→ AVAILABLE DATA
::::::::

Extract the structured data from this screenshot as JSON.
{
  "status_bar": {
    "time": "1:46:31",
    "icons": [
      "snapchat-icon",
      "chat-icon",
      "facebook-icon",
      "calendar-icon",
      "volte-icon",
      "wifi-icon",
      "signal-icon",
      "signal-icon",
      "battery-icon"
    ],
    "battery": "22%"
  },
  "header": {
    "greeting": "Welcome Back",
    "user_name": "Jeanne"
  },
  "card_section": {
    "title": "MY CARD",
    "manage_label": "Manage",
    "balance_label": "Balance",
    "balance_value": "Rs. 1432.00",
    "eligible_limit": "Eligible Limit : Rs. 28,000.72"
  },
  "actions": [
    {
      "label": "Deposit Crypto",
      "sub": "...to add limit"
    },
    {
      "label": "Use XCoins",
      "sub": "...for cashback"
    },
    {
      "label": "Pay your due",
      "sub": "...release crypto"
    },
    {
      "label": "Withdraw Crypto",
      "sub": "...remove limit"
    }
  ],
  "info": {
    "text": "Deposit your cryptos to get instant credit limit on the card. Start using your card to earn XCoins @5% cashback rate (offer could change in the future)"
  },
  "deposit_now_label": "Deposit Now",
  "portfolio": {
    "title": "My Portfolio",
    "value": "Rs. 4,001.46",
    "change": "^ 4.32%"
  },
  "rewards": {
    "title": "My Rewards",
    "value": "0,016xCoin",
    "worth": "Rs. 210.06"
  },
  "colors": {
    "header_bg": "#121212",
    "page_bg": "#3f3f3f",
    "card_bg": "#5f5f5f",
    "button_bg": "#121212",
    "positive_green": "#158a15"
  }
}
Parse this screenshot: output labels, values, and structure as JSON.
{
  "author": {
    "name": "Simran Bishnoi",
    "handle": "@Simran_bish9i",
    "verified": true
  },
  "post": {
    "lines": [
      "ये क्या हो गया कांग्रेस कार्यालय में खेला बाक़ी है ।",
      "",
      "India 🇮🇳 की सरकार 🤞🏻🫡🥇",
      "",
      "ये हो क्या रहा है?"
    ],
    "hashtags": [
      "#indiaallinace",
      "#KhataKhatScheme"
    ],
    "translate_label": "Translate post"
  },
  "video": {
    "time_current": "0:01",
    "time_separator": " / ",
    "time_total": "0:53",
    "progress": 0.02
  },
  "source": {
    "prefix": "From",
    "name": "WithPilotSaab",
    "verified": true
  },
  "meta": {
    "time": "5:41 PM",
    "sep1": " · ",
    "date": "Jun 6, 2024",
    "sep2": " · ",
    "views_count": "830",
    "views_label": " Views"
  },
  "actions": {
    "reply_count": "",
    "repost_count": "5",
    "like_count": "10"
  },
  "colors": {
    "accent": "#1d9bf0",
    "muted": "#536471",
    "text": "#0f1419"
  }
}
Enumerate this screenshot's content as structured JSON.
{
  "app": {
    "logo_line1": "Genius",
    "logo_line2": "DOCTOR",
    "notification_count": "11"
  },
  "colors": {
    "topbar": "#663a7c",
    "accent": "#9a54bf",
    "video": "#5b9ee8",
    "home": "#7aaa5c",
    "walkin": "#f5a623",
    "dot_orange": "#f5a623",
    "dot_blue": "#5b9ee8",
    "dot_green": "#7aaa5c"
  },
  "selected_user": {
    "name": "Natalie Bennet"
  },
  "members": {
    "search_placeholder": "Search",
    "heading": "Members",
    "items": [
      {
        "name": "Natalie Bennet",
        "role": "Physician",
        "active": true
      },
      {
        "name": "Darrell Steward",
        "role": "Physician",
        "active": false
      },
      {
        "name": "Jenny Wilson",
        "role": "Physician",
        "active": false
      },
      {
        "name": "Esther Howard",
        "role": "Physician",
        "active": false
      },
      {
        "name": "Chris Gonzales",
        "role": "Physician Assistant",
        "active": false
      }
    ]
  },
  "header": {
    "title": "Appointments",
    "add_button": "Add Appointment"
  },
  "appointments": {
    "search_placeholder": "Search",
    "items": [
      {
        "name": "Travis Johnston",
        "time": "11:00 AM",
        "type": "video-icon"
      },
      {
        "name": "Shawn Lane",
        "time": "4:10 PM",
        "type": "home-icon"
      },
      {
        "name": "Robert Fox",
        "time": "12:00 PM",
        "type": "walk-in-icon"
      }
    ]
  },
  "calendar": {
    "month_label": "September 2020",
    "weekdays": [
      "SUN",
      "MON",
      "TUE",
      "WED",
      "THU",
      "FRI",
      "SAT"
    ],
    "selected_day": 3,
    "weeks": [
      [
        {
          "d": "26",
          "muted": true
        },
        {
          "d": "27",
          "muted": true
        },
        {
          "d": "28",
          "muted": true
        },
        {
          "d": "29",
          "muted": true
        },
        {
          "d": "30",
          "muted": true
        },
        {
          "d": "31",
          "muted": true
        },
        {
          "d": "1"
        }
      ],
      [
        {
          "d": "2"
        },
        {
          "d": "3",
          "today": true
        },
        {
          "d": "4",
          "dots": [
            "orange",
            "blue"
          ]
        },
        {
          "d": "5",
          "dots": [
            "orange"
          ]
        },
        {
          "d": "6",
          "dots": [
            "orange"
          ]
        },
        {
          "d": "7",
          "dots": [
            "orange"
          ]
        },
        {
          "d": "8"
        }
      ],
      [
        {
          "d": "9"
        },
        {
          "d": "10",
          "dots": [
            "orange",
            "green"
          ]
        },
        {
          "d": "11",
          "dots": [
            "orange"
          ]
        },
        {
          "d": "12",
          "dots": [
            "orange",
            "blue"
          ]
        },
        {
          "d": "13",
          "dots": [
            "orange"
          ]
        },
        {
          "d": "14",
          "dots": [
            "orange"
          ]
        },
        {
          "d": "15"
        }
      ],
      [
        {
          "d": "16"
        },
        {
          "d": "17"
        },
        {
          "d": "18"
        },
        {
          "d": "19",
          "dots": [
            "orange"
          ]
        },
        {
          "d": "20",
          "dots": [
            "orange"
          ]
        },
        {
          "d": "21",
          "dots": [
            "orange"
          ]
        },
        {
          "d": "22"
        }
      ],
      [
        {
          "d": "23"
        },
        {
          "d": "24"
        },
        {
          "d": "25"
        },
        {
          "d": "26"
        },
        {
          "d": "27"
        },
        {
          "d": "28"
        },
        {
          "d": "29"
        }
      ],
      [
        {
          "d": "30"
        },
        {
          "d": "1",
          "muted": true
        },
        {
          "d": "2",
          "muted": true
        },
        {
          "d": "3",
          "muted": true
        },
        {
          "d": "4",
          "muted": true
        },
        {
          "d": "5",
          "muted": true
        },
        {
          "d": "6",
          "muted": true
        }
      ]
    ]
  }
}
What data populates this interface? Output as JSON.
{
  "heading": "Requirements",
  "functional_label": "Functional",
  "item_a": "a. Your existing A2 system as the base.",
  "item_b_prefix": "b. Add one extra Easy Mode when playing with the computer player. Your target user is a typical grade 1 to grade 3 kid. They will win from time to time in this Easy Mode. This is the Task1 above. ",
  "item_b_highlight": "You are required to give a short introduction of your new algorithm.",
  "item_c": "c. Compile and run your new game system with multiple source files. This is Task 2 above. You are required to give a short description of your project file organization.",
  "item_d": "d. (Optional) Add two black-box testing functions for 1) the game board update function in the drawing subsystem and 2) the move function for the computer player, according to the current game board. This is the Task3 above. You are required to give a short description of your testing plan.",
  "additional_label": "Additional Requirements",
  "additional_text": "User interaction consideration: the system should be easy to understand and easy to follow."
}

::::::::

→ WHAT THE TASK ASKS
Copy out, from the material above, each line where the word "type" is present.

→ SOLUTION FOR THIS PROBLEM
        "type": "video-icon"
        "type": "home-icon"
        "type": "walk-in-icon"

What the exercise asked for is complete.